Check out the book Security, Accuracy, and Privacy in computer systems written by James Martin in 1973; on page 54 he states, "A particular important set of checks, however, is that used at the start of the operation when new input is first received. Every effort should be made to detect any erroneous or invalid input before it is processed."
You would think after 34 years we would have followed this advice. If we did this one thing properly, it would remove the exploitability of XSS, SQL Injection, Command Execution, Path traversal, Buffer Overflows ... and the list goes on.
One simple step can instantly make your code 80% more secure.. geez, who would have thought?
Of course, we are all familiar with Johnny Long’s web site, but I needed an example for some courseware I was working on, and it is almost depressing how much system configuration information people leave unprotected. Do we need more than technology, is education part of the equation?
No matter what technology you try to put into place or any amount of education you attempt, people will always do stupid things. You will always find that system config information or the username password database in a directory because people will always do it. Even if you put controls into place in order to stop them, they will find ways around it so that they can do stupid things. It's life. *smile* So, unless Google prohibits you from doing these types of searches (doubtful, and almost impossible to do), then you can always play the "Let’s see what stupid stuff we can find with Google" trick. Which, by the way, had existed long before Google; remember doing this with Lycos web crawler and good ol' Altavista, back in the day?
Thanks Caleb, I am glad we agree on the importance of education; is SPI Dynamics involved in education on web security?
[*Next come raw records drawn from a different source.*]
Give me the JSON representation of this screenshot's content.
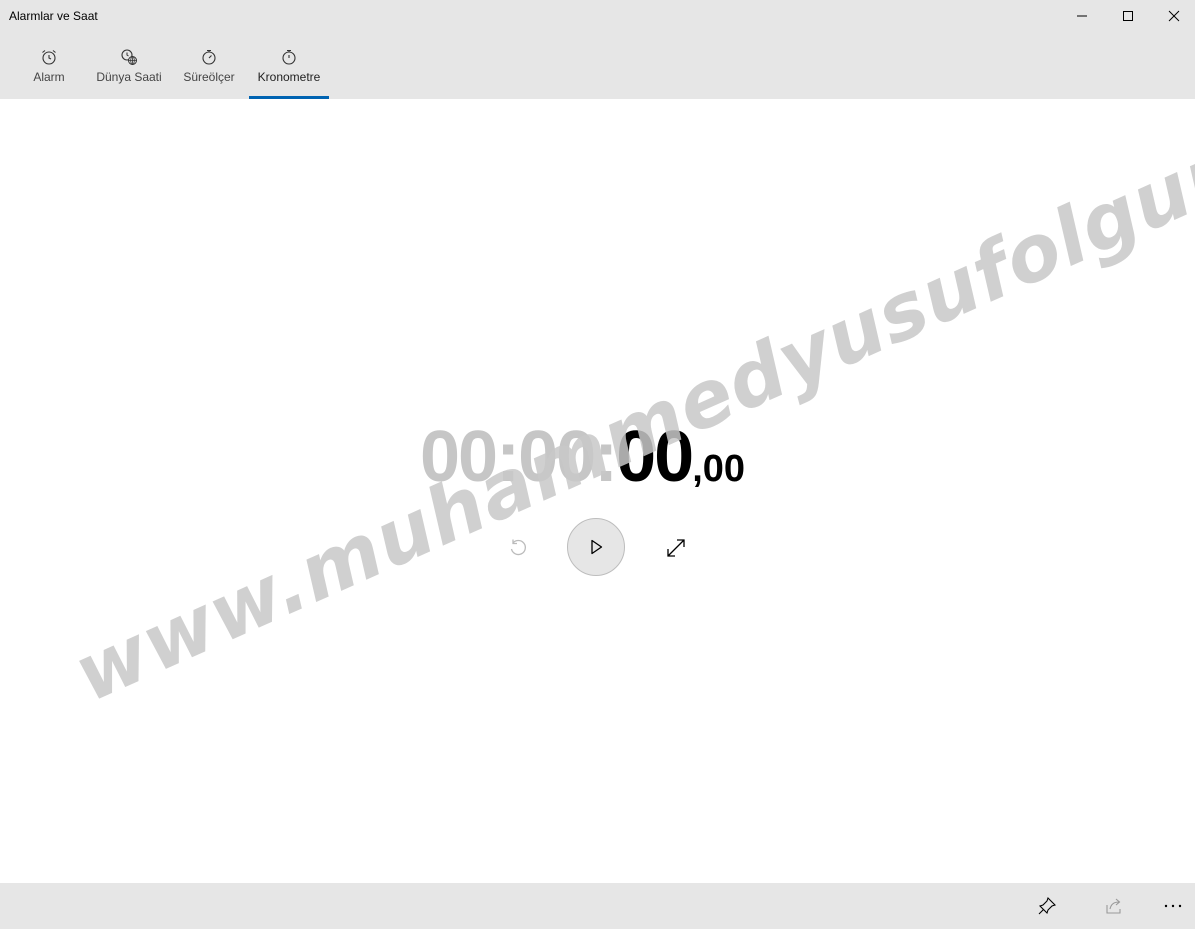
{
  "window": {
    "title": "Alarmlar ve Saat"
  },
  "tabs": [
    {
      "label": "Alarm",
      "icon": "alarm-clock-icon"
    },
    {
      "label": "Dünya Saati",
      "icon": "world-clock-icon"
    },
    {
      "label": "Süreölçer",
      "icon": "timer-icon"
    },
    {
      "label": "Kronometre",
      "icon": "stopwatch-icon",
      "active": true
    }
  ],
  "stopwatch": {
    "hours_minutes": "00:00:",
    "seconds": "00",
    "hundredths": ",00"
  },
  "watermark": "www.muhammedyusufolgun.blogspot.com",
  "colors": {
    "accent": "#0063b1",
    "chrome": "#e6e6e6",
    "dim_digits": "#c6c6c6"
  }
}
And, if so, can you tell us a bit about that.
Education is always important and is something that SPI is heavily involved in. Ask anyone who has attended our presentations that we give; I go out of my way to ensure that everytime someone attends a SPI presentation, they walk away learning something new. No product pitches from us. I know that if we help educate the people, that, of course, will educate the market, and then those same people will come back to us wanting to learn more and trust that if we are the experts, then we put that expertise into our products. A lot of companies don’t realize that. You will always see us at security conferences giving presentations - we speak at almost every one of them.
I’ve written a book and so many articles I can’t count, *smile* and our engineering group has actually done the same. Educating the market is a primary goal for us and we will always continue to do so.
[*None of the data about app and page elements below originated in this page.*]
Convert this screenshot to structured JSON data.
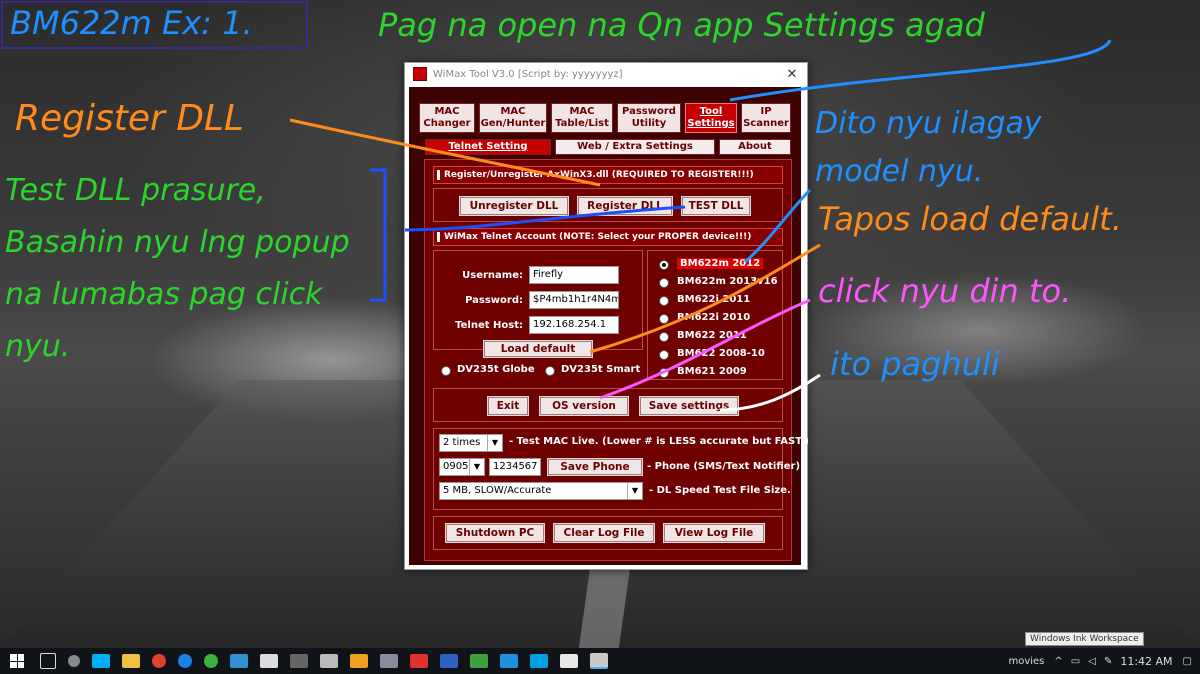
{
  "window": {
    "title": "WiMax Tool V3.0 [Script by: yyyyyyyz]",
    "close_glyph": "✕",
    "tabs": [
      {
        "label": "MAC Changer",
        "active": false
      },
      {
        "label": "MAC Gen/Hunter",
        "active": false
      },
      {
        "label": "MAC Table/List",
        "active": false
      },
      {
        "label": "Password Utility",
        "active": false
      },
      {
        "label": "Tool Settings",
        "active": true
      },
      {
        "label": "IP Scanner",
        "active": false
      }
    ],
    "subtabs": [
      {
        "label": "Telnet Setting",
        "active": true
      },
      {
        "label": "Web / Extra Settings",
        "active": false
      },
      {
        "label": "About",
        "active": false
      }
    ],
    "dll_section": "Register/Unregister AxWinX3.dll (REQUIRED TO REGISTER!!!)",
    "dll_buttons": {
      "unregister": "Unregister DLL",
      "register": "Register DLL",
      "test": "TEST DLL"
    },
    "telnet_section": "WiMax Telnet Account (NOTE: Select your PROPER device!!!)",
    "fields": {
      "username_label": "Username:",
      "username_value": "Firefly",
      "password_label": "Password:",
      "password_value": "$P4mb1h1r4N4m",
      "host_label": "Telnet Host:",
      "host_value": "192.168.254.1"
    },
    "load_default": "Load default",
    "models": [
      {
        "label": "BM622m 2012",
        "selected": true
      },
      {
        "label": "BM622m 2013v16",
        "selected": false
      },
      {
        "label": "BM622i 2011",
        "selected": false
      },
      {
        "label": "BM622i 2010",
        "selected": false
      },
      {
        "label": "BM622 2011",
        "selected": false
      },
      {
        "label": "BM622 2008-10",
        "selected": false
      },
      {
        "label": "BM621 2009",
        "selected": false
      }
    ],
    "dv_options": [
      "DV235t Globe",
      "DV235t Smart"
    ],
    "action_buttons": {
      "exit": "Exit",
      "os": "OS version",
      "save": "Save settings"
    },
    "test_times": "2 times",
    "test_desc": "- Test MAC Live. (Lower # is LESS accurate but FAST.)",
    "phone_prefix": "0905",
    "phone_number": "1234567",
    "save_phone": "Save Phone",
    "phone_desc": "- Phone (SMS/Text Notifier)",
    "dl_speed": "5 MB, SLOW/Accurate",
    "dl_desc": "- DL Speed Test File Size.",
    "bottom_buttons": {
      "shutdown": "Shutdown PC",
      "clear": "Clear Log File",
      "view": "View Log File"
    }
  },
  "annotations": {
    "header": "BM622m Ex: 1.",
    "top": "Pag na open na Qn app Settings agad",
    "register": "Register DLL",
    "test": "Test DLL prasure, Basahin nyu lng popup na lumabas pag click nyu.",
    "model": "Dito nyu ilagay model nyu.",
    "load": "Tapos load default.",
    "click": "click nyu din to.",
    "last": "ito paghuli"
  },
  "taskbar": {
    "tray_label": "movies",
    "time": "11:42 AM",
    "ink_tooltip": "Windows Ink Workspace"
  },
  "colors": {
    "panel": "#6e0000",
    "accent": "#c40000",
    "ink_green": "#2bd62b",
    "ink_orange": "#ff8c1a",
    "ink_blue": "#1e90ff",
    "ink_pink": "#ff55ff"
  }
}
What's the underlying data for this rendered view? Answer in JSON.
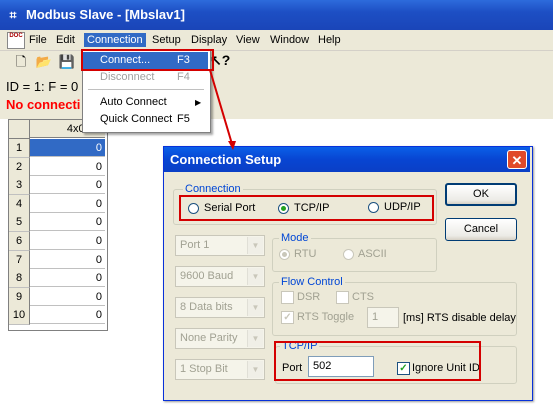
{
  "window": {
    "title": "Modbus Slave - [Mbslav1]",
    "app_icon_glyph": "⌗"
  },
  "menubar": {
    "doc_icon": "DOC",
    "items": [
      "File",
      "Edit",
      "Connection",
      "Setup",
      "Display",
      "View",
      "Window",
      "Help"
    ]
  },
  "toolbar": {
    "icons": [
      "new-icon",
      "open-icon",
      "save-icon",
      "help-icon"
    ]
  },
  "status": {
    "id_line": "ID = 1: F = 0",
    "connection_line": "No connecti"
  },
  "grid": {
    "header": "4x0000",
    "rows": [
      {
        "num": "1",
        "value": "0"
      },
      {
        "num": "2",
        "value": "0"
      },
      {
        "num": "3",
        "value": "0"
      },
      {
        "num": "4",
        "value": "0"
      },
      {
        "num": "5",
        "value": "0"
      },
      {
        "num": "6",
        "value": "0"
      },
      {
        "num": "7",
        "value": "0"
      },
      {
        "num": "8",
        "value": "0"
      },
      {
        "num": "9",
        "value": "0"
      },
      {
        "num": "10",
        "value": "0"
      }
    ]
  },
  "connection_menu": {
    "connect": {
      "label": "Connect...",
      "shortcut": "F3"
    },
    "disconnect": {
      "label": "Disconnect",
      "shortcut": "F4"
    },
    "auto_connect": {
      "label": "Auto Connect"
    },
    "quick_connect": {
      "label": "Quick Connect",
      "shortcut": "F5"
    }
  },
  "dialog": {
    "title": "Connection Setup",
    "close_glyph": "✕",
    "connection_group": {
      "label": "Connection",
      "options": [
        "Serial Port",
        "TCP/IP",
        "UDP/IP"
      ],
      "selected": "TCP/IP"
    },
    "ok_label": "OK",
    "cancel_label": "Cancel",
    "serial_combos": [
      "Port 1",
      "9600 Baud",
      "8 Data bits",
      "None Parity",
      "1 Stop Bit"
    ],
    "mode_group": {
      "label": "Mode",
      "options": [
        "RTU",
        "ASCII"
      ],
      "selected": "RTU"
    },
    "flow_group": {
      "label": "Flow Control",
      "dsr": "DSR",
      "cts": "CTS",
      "rts_toggle": "RTS Toggle",
      "rts_delay_value": "1",
      "rts_delay_label": "[ms] RTS disable delay"
    },
    "tcpip_group": {
      "label": "TCP/IP",
      "port_label": "Port",
      "port_value": "502",
      "ignore_unit_id": "Ignore Unit ID",
      "ignore_unit_id_checked": true
    }
  },
  "colors": {
    "highlight": "#316ac5",
    "annotation_red": "#d40000",
    "status_red": "#ff0000"
  }
}
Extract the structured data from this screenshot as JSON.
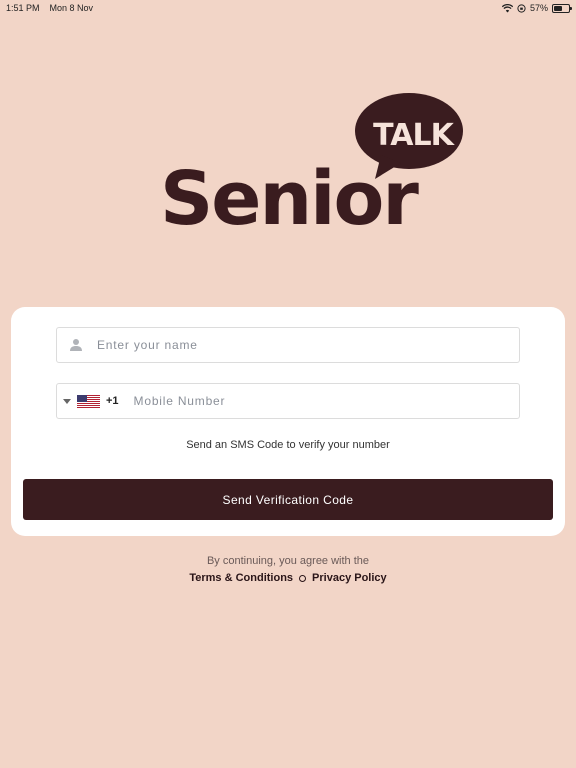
{
  "status_bar": {
    "time": "1:51 PM",
    "date": "Mon 8 Nov",
    "battery": "57%",
    "battery_level": 0.57
  },
  "logo": {
    "bubble_text": "TALK",
    "wordmark": "Senior",
    "primary_color": "#3a1c1f",
    "background_color": "#f2d5c7"
  },
  "form": {
    "name_placeholder": "Enter your name",
    "name_value": "",
    "country_code": "+1",
    "phone_placeholder": "Mobile Number",
    "phone_value": "",
    "helper_text": "Send an SMS Code to verify your number",
    "submit_label": "Send Verification Code"
  },
  "footer": {
    "agree_text": "By continuing, you agree with the",
    "terms_label": "Terms & Conditions",
    "privacy_label": "Privacy Policy"
  }
}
Caleb, the security market continues to change, new threats evolve, what are the hottest trends right now in attacking web applications and what can we do to prevent them?
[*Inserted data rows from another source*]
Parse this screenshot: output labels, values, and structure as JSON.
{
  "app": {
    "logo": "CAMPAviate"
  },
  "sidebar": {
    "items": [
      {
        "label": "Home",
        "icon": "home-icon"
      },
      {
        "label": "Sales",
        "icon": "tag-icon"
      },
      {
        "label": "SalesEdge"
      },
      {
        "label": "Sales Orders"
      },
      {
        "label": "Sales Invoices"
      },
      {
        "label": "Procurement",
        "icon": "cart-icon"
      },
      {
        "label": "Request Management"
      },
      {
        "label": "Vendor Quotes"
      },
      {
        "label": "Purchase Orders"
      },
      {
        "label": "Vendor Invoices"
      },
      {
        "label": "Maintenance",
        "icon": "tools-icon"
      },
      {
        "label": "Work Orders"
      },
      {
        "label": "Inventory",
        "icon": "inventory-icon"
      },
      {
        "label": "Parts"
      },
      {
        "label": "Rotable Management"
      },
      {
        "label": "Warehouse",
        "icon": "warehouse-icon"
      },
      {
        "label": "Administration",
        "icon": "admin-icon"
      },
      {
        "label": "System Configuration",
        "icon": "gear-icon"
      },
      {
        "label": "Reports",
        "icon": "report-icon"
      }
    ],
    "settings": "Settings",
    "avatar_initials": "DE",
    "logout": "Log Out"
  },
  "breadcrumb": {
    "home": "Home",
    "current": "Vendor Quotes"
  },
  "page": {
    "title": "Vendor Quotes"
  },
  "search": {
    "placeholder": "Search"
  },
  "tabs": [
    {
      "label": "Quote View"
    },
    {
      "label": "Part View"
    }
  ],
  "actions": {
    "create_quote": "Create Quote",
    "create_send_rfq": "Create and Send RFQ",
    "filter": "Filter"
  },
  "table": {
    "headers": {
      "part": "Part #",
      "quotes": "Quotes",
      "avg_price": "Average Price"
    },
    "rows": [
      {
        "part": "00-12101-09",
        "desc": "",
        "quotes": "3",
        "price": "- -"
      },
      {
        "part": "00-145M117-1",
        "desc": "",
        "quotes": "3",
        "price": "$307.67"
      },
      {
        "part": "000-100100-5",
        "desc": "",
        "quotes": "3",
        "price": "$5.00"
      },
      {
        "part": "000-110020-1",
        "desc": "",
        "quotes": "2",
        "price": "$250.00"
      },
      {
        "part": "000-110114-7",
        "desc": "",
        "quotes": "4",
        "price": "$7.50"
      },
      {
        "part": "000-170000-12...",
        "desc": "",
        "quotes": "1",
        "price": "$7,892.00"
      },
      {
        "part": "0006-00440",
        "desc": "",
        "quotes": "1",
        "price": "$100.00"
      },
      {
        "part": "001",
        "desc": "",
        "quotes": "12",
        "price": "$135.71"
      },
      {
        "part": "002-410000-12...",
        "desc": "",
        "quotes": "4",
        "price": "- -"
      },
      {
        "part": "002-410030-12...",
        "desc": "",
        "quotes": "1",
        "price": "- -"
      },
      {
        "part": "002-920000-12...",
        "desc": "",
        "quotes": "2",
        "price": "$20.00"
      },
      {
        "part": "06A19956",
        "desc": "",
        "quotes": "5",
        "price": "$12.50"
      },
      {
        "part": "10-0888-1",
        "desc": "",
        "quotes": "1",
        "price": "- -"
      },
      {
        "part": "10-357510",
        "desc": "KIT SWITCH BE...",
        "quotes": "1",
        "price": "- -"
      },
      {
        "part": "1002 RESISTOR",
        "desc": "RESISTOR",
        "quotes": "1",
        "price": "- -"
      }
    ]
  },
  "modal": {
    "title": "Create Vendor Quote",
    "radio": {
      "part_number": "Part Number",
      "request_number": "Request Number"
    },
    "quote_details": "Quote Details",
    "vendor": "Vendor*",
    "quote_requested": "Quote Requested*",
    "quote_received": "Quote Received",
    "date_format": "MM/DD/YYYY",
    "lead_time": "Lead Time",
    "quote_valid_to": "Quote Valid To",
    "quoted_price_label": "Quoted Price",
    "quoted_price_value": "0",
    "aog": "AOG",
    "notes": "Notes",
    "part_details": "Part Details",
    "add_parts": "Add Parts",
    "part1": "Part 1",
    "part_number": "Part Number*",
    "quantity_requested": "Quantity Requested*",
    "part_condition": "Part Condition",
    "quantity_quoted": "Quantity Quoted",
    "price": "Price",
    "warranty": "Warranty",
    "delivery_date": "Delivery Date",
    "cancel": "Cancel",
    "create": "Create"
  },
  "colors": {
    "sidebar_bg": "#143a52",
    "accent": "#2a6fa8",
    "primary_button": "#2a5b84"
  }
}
What advice do you have for someone in the security field to stay current on web app security? What is your favorite newsgroup, mailing list or other information source?
I’m a mailing list guy so these are what I read in terms of being the most fun:
- WASC (Web application security consortium): Web security focused with all the experts reading and posting. Really good activity.
- Full Disclosure: Always has the latest events and issues happening and is really quite amusing (keeps me entertained)
- Daily Dave: More serious and always has a good thread going. Most of the people on the list are experts in the field and they talk about good issues
- PenTest: Decent
- Secure Coding: Decent
Listen to your customers. The rest of the advice requires about 6 hours and some drinks. *smile*
We really want to thank you for your time and have one last question: can you tell us just a bit about yourself? What do you like to do when you are not in front of a computer?
Well, I’m an addicted poker player and play regularly online, and I hold a small weekly game at my place. I also enjoy riding my bike, a black '05 Yamaha R6; one of these days I’ll get that thing on the track. Just recently I have started hosting SPI dodgeball and basketball games, which are a ton of fun. There is nothing like getting smacked in the head with a dodgeball. *smile*